Look through the entries below for the string "fold", and copy each line where it is found.

Stored data
★ ★ ★ ★
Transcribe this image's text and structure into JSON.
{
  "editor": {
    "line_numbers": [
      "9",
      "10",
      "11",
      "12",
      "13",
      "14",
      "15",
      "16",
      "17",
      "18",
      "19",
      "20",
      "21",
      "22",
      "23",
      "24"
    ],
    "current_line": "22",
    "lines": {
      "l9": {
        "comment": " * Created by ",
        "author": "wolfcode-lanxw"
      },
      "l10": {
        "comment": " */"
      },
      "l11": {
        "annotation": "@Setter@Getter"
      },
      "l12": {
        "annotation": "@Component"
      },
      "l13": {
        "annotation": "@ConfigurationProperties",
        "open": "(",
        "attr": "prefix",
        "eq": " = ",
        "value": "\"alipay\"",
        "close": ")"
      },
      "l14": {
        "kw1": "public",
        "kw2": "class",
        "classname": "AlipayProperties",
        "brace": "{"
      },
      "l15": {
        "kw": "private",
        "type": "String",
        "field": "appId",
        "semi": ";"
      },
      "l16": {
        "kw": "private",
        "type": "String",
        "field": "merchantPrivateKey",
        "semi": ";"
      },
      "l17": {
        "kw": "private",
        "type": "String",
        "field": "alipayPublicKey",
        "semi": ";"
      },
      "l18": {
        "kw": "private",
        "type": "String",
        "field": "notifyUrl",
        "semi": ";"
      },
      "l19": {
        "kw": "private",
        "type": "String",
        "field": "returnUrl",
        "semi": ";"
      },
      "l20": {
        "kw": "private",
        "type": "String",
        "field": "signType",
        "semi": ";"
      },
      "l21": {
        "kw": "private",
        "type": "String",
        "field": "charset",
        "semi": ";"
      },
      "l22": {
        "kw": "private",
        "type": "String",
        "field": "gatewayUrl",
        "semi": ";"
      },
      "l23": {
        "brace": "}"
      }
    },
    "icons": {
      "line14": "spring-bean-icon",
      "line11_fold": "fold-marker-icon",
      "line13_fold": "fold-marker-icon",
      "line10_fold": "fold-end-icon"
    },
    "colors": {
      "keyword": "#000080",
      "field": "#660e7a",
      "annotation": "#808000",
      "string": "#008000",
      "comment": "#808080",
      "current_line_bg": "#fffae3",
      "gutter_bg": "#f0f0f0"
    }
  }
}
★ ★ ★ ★
▶ [FINAL ANSWER]
      "line11_fold": "fold-marker-icon",
      "line13_fold": "fold-marker-icon",
      "line10_fold": "fold-end-icon"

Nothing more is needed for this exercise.